- Aberdeen Evening Express Tuesday 22 September 1970, page 2
- Aberdeen Press and Journal Wednesday 7 October 1970, page 11
- Aberdeen Press and Journal Wednesday 14 October 1970, page 19
- Coventry Evening Telegraph Tuesday 12 October 1971, page 10
- Coventry Evening Telegraph Tuesday 23 November 1971, page 2
- Coventry Evening Telegraph Wednesday 9 June 1971, page 17
- Coventry Evening Telegraph Wednesday 10 November 1971, page 18
- Coventry Evening Telegraph Wednesday 24 November 1971, page 3
- Coventry Evening Telegraph Wednesday 08 December 1971, page 18
- Aberdeen Evening Express Tuesday 14 December 1971, page 2
- St Augustine's RC Grammar
- Aberdeen Evening Express Thursday 6 September 1973, page 5
- Coventry Evening Telegraph Monday 11 June 1973, page 2
- BBC Genome
- The Derbeian May 1973
- Coventry Evening Telegraph Wednesday 11 July 1973, page 20

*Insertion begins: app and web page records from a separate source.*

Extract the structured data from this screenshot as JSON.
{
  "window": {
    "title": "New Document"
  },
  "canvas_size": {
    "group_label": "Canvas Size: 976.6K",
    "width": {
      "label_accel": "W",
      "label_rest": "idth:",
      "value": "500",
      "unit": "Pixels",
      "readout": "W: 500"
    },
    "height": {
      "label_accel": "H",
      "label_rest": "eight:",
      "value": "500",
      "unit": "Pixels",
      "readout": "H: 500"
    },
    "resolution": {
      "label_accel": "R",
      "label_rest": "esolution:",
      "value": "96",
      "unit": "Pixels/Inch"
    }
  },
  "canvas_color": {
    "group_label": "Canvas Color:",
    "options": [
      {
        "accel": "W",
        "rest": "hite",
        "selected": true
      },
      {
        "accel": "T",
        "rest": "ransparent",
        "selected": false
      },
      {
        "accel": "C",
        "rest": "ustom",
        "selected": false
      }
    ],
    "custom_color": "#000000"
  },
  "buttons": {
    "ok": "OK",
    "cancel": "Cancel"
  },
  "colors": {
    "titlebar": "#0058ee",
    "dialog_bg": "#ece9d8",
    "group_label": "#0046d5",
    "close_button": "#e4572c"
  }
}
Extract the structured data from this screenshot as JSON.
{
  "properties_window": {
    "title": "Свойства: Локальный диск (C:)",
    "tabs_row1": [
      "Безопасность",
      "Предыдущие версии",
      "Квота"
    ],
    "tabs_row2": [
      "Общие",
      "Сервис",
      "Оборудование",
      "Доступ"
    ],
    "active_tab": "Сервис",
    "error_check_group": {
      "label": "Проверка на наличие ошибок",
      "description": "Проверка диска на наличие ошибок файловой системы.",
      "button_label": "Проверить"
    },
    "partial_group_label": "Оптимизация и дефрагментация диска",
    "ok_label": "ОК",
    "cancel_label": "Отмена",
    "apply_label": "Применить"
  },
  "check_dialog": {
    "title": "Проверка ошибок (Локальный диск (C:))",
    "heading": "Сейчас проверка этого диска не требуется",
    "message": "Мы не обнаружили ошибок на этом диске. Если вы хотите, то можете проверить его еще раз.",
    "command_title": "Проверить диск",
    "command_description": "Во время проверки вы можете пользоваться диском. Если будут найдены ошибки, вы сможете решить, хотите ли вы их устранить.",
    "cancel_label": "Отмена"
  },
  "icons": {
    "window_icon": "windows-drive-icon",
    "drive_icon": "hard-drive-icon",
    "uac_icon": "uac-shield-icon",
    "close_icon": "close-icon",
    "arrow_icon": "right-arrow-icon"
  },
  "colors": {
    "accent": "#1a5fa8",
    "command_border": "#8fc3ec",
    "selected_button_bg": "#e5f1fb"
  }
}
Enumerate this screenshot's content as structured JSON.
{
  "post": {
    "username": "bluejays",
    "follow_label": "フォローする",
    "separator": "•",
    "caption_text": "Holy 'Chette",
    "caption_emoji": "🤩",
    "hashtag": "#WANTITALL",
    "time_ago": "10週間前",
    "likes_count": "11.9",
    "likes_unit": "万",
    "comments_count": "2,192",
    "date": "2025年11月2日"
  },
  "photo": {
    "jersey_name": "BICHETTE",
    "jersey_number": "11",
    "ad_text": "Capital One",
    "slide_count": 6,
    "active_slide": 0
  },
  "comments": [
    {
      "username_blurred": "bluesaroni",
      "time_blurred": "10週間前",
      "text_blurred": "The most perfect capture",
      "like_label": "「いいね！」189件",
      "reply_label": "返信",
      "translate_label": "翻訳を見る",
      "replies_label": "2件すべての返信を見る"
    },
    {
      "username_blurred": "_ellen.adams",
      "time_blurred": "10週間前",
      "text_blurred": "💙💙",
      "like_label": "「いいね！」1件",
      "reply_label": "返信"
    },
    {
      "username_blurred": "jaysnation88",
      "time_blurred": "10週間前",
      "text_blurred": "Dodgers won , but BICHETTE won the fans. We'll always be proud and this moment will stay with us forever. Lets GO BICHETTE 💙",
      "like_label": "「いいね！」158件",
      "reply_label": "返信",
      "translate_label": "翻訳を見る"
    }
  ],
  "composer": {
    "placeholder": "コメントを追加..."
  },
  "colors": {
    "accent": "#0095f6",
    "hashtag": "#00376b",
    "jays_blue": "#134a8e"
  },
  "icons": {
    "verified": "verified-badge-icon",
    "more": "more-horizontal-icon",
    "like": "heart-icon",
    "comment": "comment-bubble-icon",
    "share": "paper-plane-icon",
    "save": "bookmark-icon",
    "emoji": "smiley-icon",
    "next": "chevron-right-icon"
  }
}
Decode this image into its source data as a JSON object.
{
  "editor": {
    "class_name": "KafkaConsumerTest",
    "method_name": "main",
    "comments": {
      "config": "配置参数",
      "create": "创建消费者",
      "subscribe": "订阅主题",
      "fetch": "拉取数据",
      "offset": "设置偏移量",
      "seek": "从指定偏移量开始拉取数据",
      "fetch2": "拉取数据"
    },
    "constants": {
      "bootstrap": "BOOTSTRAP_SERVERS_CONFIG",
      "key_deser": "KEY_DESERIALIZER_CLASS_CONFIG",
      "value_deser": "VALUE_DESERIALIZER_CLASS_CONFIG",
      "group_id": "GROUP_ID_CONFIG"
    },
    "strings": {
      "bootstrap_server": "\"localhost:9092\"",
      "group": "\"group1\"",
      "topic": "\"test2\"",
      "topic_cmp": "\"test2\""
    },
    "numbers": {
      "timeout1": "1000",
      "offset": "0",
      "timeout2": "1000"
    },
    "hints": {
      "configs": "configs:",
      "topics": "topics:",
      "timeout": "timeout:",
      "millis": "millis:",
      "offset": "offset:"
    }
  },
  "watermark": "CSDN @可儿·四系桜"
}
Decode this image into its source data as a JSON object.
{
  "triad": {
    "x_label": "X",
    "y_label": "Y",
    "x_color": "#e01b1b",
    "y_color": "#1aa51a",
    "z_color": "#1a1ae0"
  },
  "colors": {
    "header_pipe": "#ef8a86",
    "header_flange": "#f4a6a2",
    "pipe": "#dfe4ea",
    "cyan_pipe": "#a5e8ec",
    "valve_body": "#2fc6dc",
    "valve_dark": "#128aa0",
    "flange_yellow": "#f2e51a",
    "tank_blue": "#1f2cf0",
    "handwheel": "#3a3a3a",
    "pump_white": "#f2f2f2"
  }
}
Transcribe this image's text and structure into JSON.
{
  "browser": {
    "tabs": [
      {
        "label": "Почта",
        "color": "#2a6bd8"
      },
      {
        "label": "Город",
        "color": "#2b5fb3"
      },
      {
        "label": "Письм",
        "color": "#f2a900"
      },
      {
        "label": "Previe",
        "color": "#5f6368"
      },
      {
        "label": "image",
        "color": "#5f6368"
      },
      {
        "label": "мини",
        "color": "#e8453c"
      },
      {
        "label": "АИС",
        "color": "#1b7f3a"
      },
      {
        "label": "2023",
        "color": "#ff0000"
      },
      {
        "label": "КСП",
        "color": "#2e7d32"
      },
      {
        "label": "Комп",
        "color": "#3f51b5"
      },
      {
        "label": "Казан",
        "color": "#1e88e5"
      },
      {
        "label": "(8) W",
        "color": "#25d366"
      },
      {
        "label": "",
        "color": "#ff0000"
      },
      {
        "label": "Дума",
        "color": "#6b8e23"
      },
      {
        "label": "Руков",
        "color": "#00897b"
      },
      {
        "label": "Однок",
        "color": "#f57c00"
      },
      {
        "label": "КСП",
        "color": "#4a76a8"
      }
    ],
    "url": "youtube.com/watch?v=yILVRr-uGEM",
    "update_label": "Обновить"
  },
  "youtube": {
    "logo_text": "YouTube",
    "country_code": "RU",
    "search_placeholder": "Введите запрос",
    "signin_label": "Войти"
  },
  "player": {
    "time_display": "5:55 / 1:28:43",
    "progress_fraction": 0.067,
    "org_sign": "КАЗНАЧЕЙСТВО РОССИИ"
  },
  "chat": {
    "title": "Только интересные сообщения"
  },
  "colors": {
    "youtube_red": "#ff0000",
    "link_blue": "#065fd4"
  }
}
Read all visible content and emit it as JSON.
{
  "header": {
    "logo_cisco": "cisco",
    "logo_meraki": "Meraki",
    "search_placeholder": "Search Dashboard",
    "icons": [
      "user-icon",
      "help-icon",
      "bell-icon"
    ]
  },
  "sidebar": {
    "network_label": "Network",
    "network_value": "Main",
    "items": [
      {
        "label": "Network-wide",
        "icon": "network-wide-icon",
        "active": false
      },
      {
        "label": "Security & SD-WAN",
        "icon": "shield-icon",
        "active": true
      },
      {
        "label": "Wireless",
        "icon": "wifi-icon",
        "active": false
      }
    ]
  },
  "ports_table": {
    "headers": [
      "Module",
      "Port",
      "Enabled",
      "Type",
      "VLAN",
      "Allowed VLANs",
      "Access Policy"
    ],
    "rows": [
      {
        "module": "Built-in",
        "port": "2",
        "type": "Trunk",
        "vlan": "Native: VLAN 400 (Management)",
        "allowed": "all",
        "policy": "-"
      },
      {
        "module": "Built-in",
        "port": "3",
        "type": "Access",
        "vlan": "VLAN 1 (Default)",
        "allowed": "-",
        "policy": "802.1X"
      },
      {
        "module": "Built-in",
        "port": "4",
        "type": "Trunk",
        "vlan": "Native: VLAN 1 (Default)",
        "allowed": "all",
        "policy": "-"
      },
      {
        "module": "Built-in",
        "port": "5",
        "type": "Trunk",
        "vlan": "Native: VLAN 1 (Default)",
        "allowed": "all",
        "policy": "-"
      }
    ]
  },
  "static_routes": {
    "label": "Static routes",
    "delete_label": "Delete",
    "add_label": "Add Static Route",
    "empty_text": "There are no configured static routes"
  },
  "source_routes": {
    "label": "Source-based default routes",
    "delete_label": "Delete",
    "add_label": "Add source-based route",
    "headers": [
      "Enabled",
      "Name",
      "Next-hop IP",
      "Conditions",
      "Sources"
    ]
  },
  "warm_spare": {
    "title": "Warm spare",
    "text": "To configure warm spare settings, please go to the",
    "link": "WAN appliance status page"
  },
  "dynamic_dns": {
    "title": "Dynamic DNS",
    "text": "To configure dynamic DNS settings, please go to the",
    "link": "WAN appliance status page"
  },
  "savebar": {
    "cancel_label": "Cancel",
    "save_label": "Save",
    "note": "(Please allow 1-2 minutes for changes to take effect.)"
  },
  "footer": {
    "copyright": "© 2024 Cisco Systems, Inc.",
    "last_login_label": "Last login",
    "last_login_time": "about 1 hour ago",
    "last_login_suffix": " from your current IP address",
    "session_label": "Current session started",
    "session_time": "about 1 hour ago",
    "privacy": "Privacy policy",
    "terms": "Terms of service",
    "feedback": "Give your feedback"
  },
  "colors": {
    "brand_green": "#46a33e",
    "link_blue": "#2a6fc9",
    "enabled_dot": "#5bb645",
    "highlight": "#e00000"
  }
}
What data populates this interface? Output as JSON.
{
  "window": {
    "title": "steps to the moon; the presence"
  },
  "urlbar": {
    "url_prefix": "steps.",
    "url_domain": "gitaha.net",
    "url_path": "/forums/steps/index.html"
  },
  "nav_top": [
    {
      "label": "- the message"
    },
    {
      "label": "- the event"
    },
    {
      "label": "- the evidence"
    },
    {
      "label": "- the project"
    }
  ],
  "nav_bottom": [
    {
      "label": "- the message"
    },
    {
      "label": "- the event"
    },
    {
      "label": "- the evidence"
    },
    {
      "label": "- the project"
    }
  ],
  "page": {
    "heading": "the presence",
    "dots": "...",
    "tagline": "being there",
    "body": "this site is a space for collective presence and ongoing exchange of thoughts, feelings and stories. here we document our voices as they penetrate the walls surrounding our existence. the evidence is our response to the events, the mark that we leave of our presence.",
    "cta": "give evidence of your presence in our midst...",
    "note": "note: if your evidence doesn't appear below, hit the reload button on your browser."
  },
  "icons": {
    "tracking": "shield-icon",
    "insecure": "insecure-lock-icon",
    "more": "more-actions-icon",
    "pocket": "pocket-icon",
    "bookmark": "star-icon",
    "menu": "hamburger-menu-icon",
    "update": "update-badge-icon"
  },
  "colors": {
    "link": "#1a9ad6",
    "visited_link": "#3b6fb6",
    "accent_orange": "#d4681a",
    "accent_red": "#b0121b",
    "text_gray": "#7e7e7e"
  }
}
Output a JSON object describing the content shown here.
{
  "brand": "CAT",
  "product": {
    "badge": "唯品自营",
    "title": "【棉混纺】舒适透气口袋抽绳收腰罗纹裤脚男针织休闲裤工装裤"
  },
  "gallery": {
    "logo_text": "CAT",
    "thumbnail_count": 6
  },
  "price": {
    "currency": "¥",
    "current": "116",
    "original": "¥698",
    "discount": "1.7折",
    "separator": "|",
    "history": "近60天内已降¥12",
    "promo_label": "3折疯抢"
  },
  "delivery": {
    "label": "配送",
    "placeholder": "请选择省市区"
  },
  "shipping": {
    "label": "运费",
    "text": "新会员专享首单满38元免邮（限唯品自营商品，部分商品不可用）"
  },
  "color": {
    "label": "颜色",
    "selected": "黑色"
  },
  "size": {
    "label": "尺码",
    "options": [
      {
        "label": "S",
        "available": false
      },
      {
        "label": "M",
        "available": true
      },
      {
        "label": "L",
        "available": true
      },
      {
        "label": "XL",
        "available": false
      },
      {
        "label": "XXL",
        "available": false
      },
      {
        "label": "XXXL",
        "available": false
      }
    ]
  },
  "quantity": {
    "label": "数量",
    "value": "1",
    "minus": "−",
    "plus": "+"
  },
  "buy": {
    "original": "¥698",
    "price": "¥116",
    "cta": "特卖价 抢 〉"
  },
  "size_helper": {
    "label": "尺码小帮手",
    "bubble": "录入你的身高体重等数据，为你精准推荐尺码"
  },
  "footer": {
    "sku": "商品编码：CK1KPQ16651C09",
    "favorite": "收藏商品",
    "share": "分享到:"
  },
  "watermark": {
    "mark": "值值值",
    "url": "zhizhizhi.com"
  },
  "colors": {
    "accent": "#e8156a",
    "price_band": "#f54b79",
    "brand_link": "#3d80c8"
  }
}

- Belfast Telegraph, 21 Nov 1981, page 10
- Presenter: James Lipton (12 May 2002). "Inside the Actors Studio: Hugh Grant". Inside the Actors Studio. Season 8. Episode 813. Bravo. Archived from the original on 13 May 2008https://www.youtube.com/watch?v=5p4KP212qo0.
|transcript-url=missing title (help)
- Donovan, Paul (1992) The Radio Companion. London: Grafton; p. 267
- Walmsley, Andy (16 January 2018). "Random radio jottings: Ed Doolan".
- Top of the Form at BBC Online
- Top of the Form at UKGameshows.com
- Television Top of the Form at UKGameshows.com
- Top of the Form at IMDb
- The Top of the Form Story at IMDb
- TV Cream